- _Exercise directions_
Could you restate the data below word for word, without its pictures?

- _Data excerpts_
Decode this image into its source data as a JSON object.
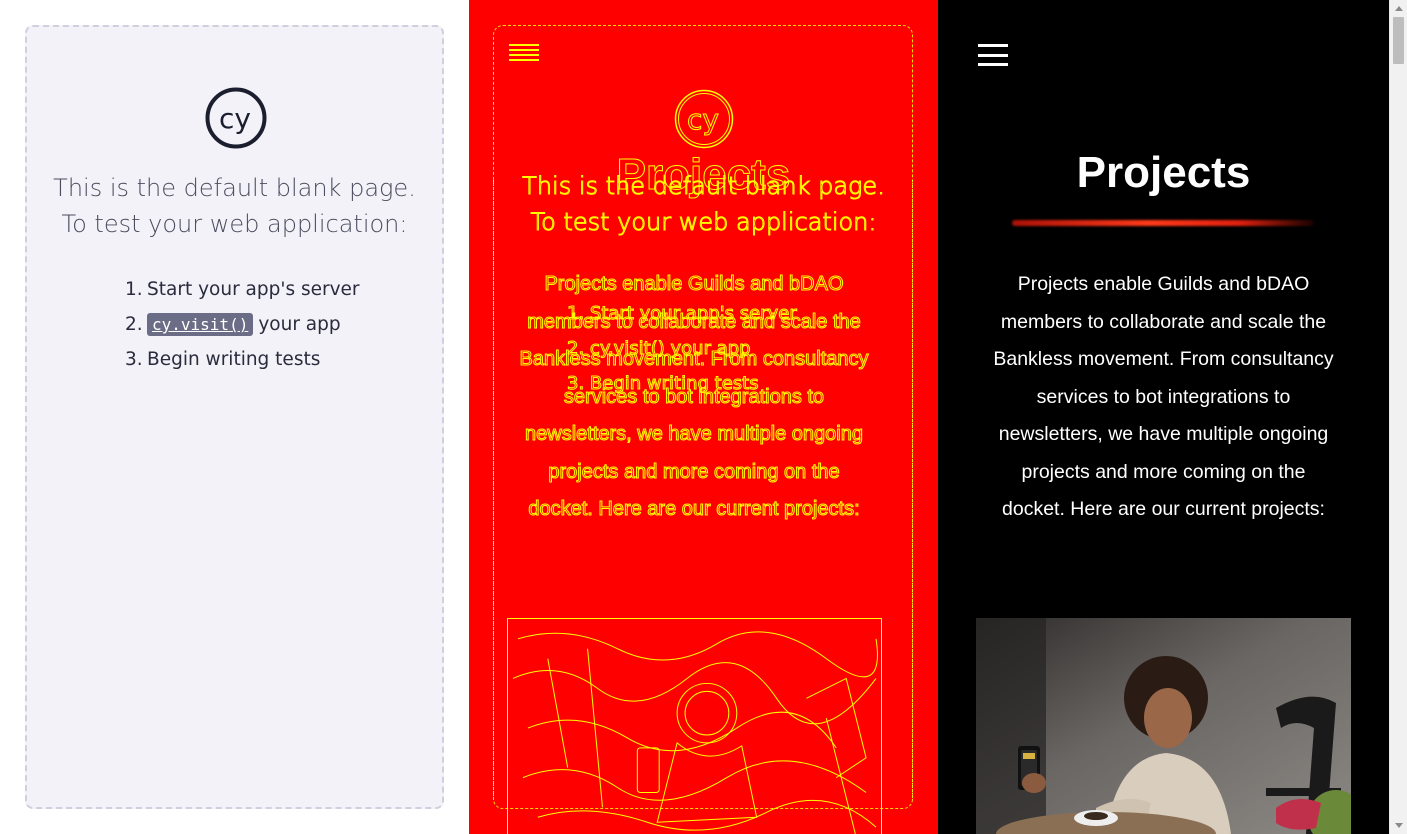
{
  "blank_page": {
    "heading_line1": "This is the default blank page.",
    "heading_line2": "To test your web application:",
    "steps": [
      {
        "num": "1.",
        "text": "Start your app's server"
      },
      {
        "num": "2.",
        "code": "cy.visit()",
        "text": "your app"
      },
      {
        "num": "3.",
        "text": "Begin writing tests"
      }
    ],
    "logo_text": "cy"
  },
  "projects_page": {
    "title": "Projects",
    "body": "Projects enable Guilds and bDAO members to collaborate and scale the Bankless movement. From consultancy services to bot integrations to newsletters, we have multiple ongoing projects and more coming on the docket. Here are our current projects:",
    "menu_icon": "hamburger-menu-icon"
  },
  "colors": {
    "diff_background": "#ff0000",
    "diff_outline": "#ffff00",
    "projects_background": "#000000",
    "blank_card_background": "#f3f2f8",
    "accent_underline": "#ff3a1a"
  }
}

- _Finished exercise_
Decode this image into its source data as a JSON object.
{
  "blank_page": {
    "heading_line1": "This is the default blank page.",
    "heading_line2": "To test your web application:",
    "steps": [
      {
        "num": "1.",
        "text": "Start your app's server"
      },
      {
        "num": "2.",
        "code": "cy.visit()",
        "text": "your app"
      },
      {
        "num": "3.",
        "text": "Begin writing tests"
      }
    ],
    "logo_text": "cy"
  },
  "projects_page": {
    "title": "Projects",
    "body": "Projects enable Guilds and bDAO members to collaborate and scale the Bankless movement. From consultancy services to bot integrations to newsletters, we have multiple ongoing projects and more coming on the docket. Here are our current projects:",
    "menu_icon": "hamburger-menu-icon"
  },
  "colors": {
    "diff_background": "#ff0000",
    "diff_outline": "#ffff00",
    "projects_background": "#000000",
    "blank_card_background": "#f3f2f8",
    "accent_underline": "#ff3a1a"
  }
}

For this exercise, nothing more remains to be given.